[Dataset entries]

------------------------------------------------------------

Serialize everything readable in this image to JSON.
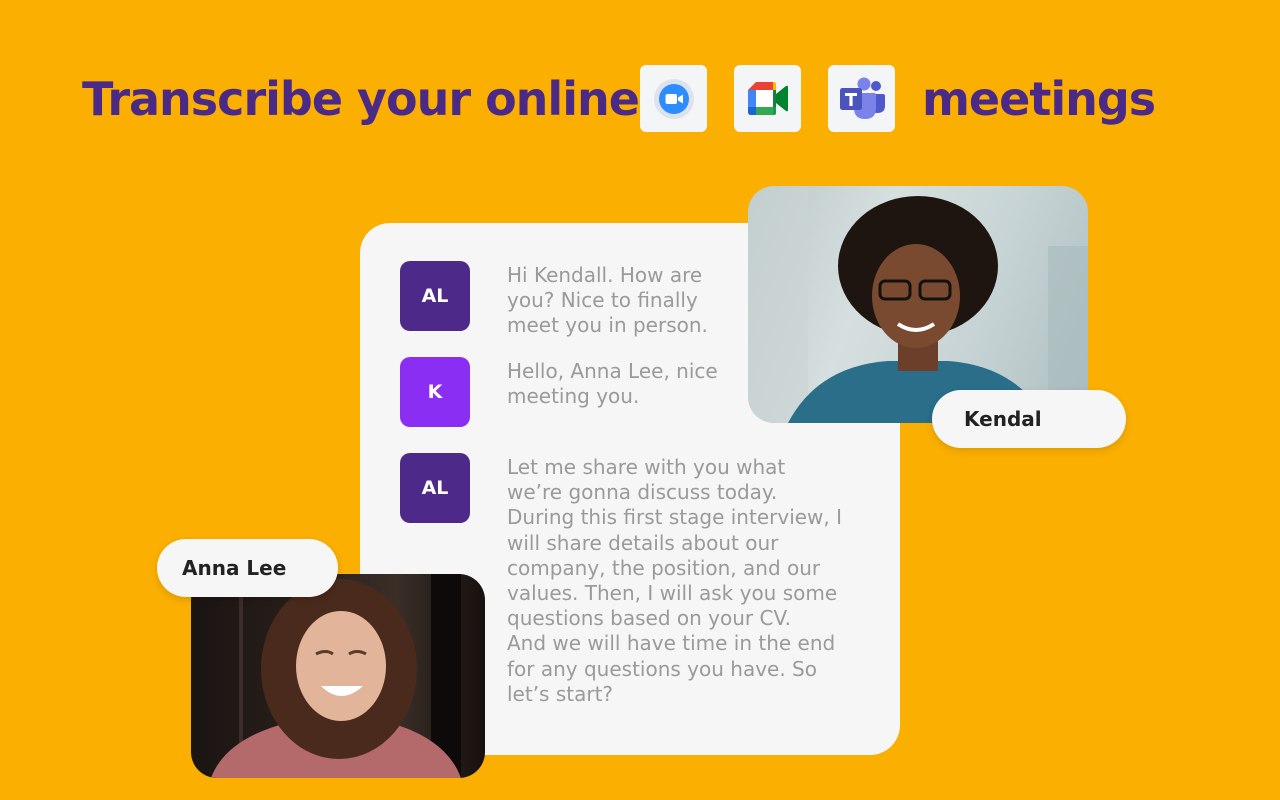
{
  "header": {
    "headline_left": "Transcribe your online",
    "headline_right": "meetings",
    "apps": [
      {
        "icon": "zoom-icon",
        "name": "Zoom"
      },
      {
        "icon": "google-meet-icon",
        "name": "Google Meet"
      },
      {
        "icon": "microsoft-teams-icon",
        "name": "Microsoft Teams"
      }
    ]
  },
  "transcript": {
    "messages": [
      {
        "initials": "AL",
        "text": "Hi Kendall. How are\nyou? Nice to finally\nmeet you in person."
      },
      {
        "initials": "K",
        "text": "Hello, Anna Lee, nice\nmeeting you."
      },
      {
        "initials": "AL",
        "text": "Let me share with you what\nwe’re gonna discuss today.\nDuring this first stage interview, I\nwill share details about our\ncompany, the position, and our\nvalues. Then, I will ask you some\nquestions based on your CV.\nAnd we will have time in the end\nfor any questions you have. So\nlet’s start?"
      }
    ]
  },
  "participants": {
    "kendal_name": "Kendal",
    "anna_name": "Anna Lee"
  },
  "colors": {
    "background": "#FBAF00",
    "headline": "#4A2A86",
    "avatar_al": "#4D2A8A",
    "avatar_k": "#8A2EF4"
  }
}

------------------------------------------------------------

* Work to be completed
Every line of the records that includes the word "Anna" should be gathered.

* Problem solution
        "text": "Hello, Anna Lee, nice\nmeeting you."
    "anna_name": "Anna Lee"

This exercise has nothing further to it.